## ACTIVITY
The word "title" marks the lines to find; copy every such line from the data below.

## RAW DATA
========================================================================
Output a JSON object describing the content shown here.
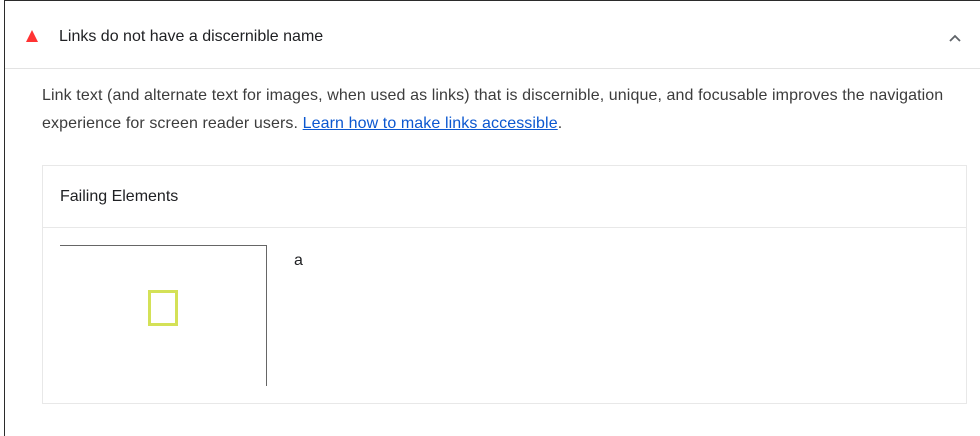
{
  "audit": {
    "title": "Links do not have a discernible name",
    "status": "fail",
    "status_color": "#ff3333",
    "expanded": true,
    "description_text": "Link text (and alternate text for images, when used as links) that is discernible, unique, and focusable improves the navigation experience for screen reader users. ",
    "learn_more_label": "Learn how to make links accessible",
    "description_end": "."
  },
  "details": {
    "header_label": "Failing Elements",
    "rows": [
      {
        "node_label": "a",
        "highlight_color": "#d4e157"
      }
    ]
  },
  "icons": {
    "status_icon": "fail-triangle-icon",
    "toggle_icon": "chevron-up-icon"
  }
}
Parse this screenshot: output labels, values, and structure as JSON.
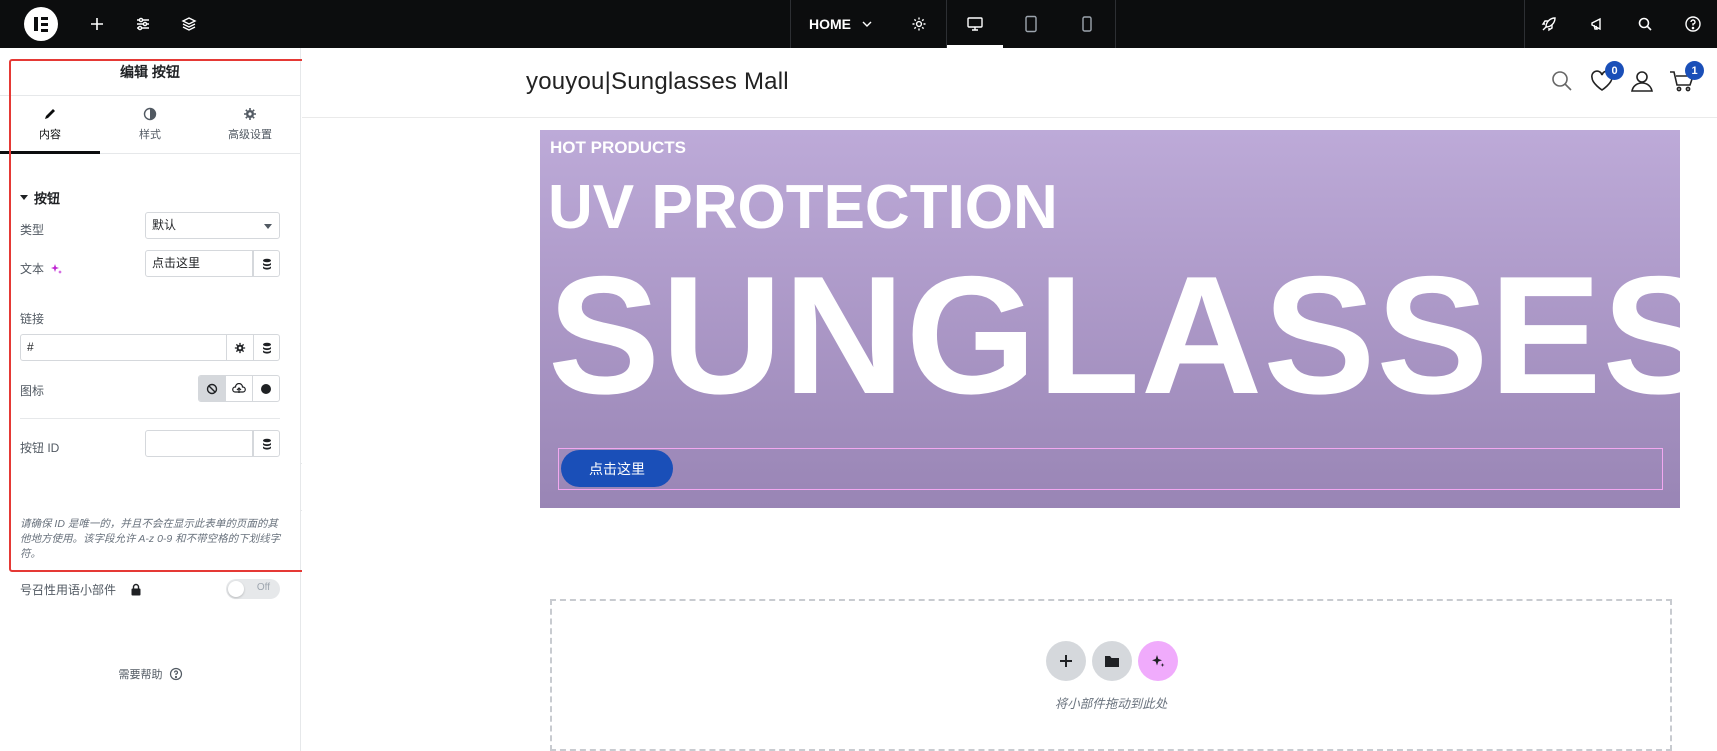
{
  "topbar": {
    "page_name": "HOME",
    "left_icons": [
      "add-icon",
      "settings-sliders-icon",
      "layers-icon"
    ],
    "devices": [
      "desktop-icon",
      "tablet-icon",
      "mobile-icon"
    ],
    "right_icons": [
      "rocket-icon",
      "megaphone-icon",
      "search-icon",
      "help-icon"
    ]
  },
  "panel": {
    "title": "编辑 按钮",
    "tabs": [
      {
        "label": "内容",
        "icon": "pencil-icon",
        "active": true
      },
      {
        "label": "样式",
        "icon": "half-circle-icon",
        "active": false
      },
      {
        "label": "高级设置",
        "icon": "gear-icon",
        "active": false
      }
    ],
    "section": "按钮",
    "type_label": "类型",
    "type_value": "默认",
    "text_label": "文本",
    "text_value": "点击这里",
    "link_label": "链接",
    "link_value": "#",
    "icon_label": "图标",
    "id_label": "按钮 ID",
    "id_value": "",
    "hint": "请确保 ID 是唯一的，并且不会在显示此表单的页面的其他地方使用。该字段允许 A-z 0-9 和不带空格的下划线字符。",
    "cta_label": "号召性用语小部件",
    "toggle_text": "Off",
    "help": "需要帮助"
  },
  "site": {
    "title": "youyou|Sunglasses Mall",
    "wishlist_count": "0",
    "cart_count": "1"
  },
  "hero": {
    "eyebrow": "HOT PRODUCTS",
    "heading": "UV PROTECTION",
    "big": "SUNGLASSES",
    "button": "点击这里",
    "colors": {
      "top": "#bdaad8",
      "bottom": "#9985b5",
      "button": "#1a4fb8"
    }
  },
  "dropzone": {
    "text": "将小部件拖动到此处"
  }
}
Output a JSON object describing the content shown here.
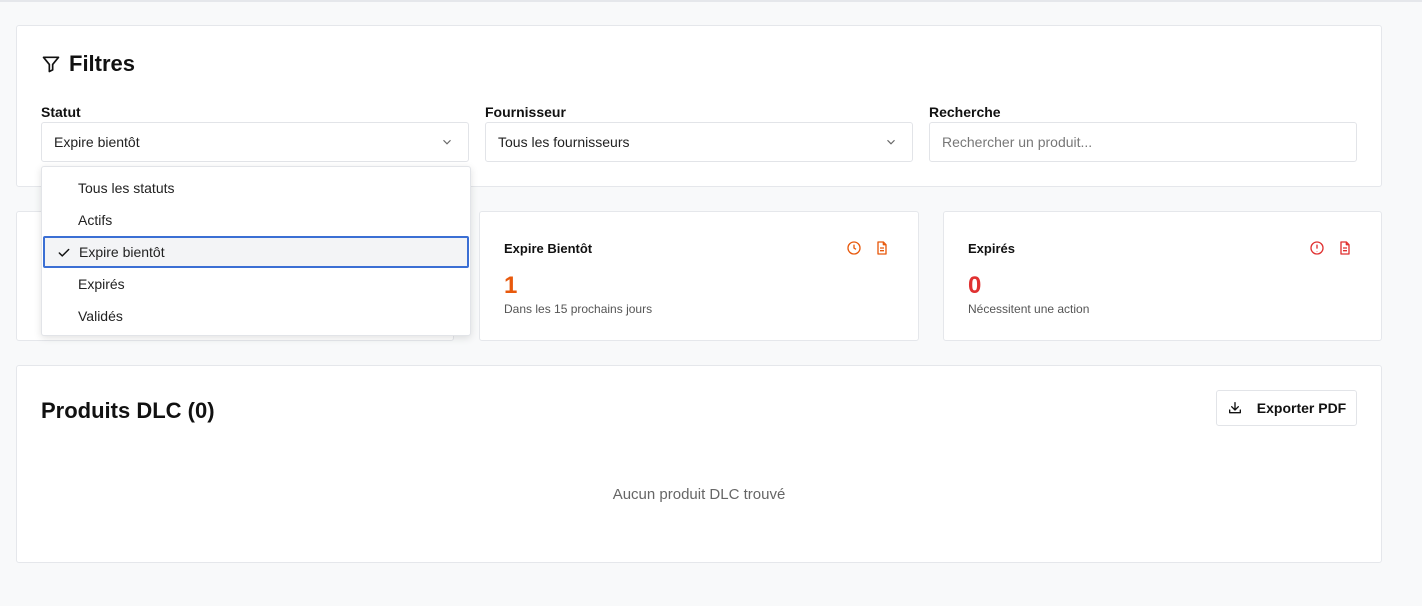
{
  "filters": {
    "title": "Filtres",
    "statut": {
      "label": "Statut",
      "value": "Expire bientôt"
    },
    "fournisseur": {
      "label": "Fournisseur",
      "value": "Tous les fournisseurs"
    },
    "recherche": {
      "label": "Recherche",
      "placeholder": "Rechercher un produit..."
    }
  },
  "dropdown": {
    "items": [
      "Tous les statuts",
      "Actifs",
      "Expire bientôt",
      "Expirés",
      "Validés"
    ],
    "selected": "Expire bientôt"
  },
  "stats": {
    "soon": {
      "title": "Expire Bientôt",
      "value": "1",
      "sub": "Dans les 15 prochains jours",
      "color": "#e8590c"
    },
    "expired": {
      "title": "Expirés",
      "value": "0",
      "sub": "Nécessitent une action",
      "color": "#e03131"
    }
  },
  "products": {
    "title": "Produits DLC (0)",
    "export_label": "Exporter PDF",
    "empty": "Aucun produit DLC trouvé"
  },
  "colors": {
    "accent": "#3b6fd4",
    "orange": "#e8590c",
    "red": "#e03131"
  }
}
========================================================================
## SOLUTION TO THIS EXERCISE
    "title": "Links do not have a discernible name",
    "title": "编辑 按钮",
    "title": "youyou|Sunglasses Mall",
    "title": "Filtres",
      "title": "Expire Bientôt",
      "title": "Expirés",
    "title": "Produits DLC (0)",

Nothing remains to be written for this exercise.